In 1998, he received the prestigious Nordic Council Music Prize for his Concerto for Clarinet and Orchestra. His orchestral work Act (2004) and his ensemble work The Age of Wire and String (2005) have received dozens of performances around the world, while his percussion concerto das war schön! (2006) and the immensely powerful Strange News (2007) for narrator and orchestra have received unanimous critical acclaim.

For the 2006/7 concert season Wallin was the first ever composer in residence with the Oslo Philharmonic Orchestra, who also recorded a CD on the Ondine label, and performed Act across Europe. In addition to his many orchestral and chamber works, Wallin has composed a large number of mixed media works (notably the popular performance works Scratch for balloon and Yo for computer and controller suit), installations (such as Feelings, where participants get to hear the sound of their own brainwaves), and created electroacoustic music for several of Norway’s foremost contemporary dance groups, choreographers and visual artists. His dance work Urban Bestiary (2008) was the first work performed in the new Opera House in Oslo when it opened in April 2008.

Most recently, Wallin has been composing orchestral. In 2010 he wrote a 30-minute work Manyworlds (which has subsequently been developed into a 3D project with video artist Boya Bøckman) and also a Trumpet Concerto, Fisher King, for the soloist Håkan Hardenberger. His first opera, will be premiered at the Oslo Opera House in 2016.

Rolf Wallin is one of the most important Scandinavian composers of his generation.

His music is published exclusively by Chester Music Limited.
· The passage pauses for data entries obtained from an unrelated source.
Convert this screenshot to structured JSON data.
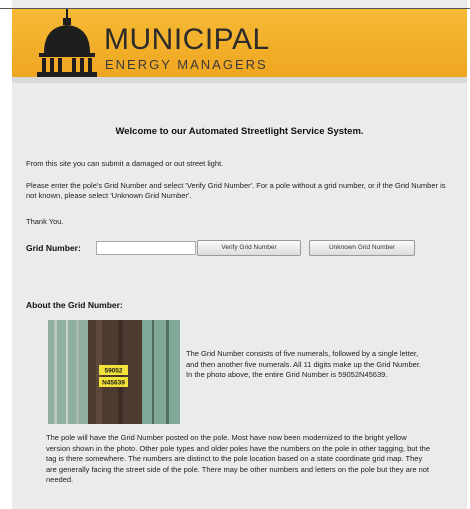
{
  "brand": {
    "name": "MUNICIPAL",
    "tagline": "ENERGY MANAGERS"
  },
  "main": {
    "welcome": "Welcome to our Automated Streetlight Service System.",
    "intro": "From this site you can submit a damaged or out street light.",
    "instructions": "Please enter the pole's Grid Number and select 'Verify Grid Number'. For a pole without a grid number, or if the Grid Number is not known, please select 'Unknown Grid Number'.",
    "thanks": "Thank You.",
    "grid_label": "Grid Number:",
    "grid_value": "",
    "verify_label": "Verify Grid Number",
    "unknown_label": "Unknown Grid Number"
  },
  "about": {
    "heading": "About the Grid Number:",
    "tag_top": "59052",
    "tag_bottom": "N45639",
    "description": "The Grid Number consists of five numerals, followed by a single letter, and then another five numerals.  All 11 digits make up the Grid Number. In the photo above, the entire Grid Number is 59052N45639.",
    "details": "The pole will have the Grid Number posted on the pole. Most have now been modernized to the bright yellow version shown in the photo. Other pole types and older poles have the numbers on the pole in other tagging, but the tag is there somewhere. The numbers are distinct to the pole location based on a state coordinate grid map. They are generally facing the street side of the pole. There may be other numbers and letters on the pole but they are not needed."
  },
  "colors": {
    "header": "#f2ae2a",
    "background": "#ebebeb",
    "tag": "#f2e23a"
  }
}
Major works: Id for orchestra (1981), Toccata for Brass Ensemble (1983), So Far Unchanged for mixed choir and tape (1985), The Road between Water and Thirst for tape (1987), Concerto for Timpani and Orchestra (1988), Mannen som fant en hestesko, live electroacoustic music for contemporary dance group (1989), Onda di ghiaccio for chamber orchestra (1989), Strøk for tape (1989), Chi for orchestra (1991), ning for oboe/English horn, violin, viola and cello (1991), Too Much of a Good Thing for six electric guitars and three percussionists (1993), Three Poems by Rainer Maria Rilke for soprano and piano (1994; also versions for mezzo-soprano and piano, soprano and orchestra, 2007), Boyl for chamber orchestra (1995), Concerto for Clarinet and Orchestra (1996), Northern Lights for tape (1996), Ground for cello and 18 strings (1996), The Solitary Shame Announced by a Piano, electroacoustic music for contemporary dance group (1997), Tides for six percussionists and orchestra (1998), Stream for cello (1999), LautLeben, radio opera for female voice and four-track tape (1999), Phonotope 1 for string quartet and computer (2000), Seven Imperatives for piano (2000; version for accordion, 2008), Appearances for chamber orchestra (2002), Act for large orchestra (2004), Four Places Including Sjoa and Sjåk, electroacoustic music for contemporary dance group (2004), The Age of Wire and String for flute, clarinet, piano, violin, viola and cello (2005), Das war schön! for solo percussion and orchestra (2006), Strange News for actor, orchestra or ensemble, surround sound and video (2007), Urban Bestiary, ballet music for string orchestra and surround sound (2008), Under City Skin for viola, string orchestra and surround sound (2009), Curiosity Cabinet for string quartet (2009), Manyworlds for orchestra (2010), Sway for violin, viola and cello (2010), Fisher King, concerto for trumpet and orchestra (2011), Glacial Speed for trumpet and orchestra (2011), Realismos aágicos for marimba (2014).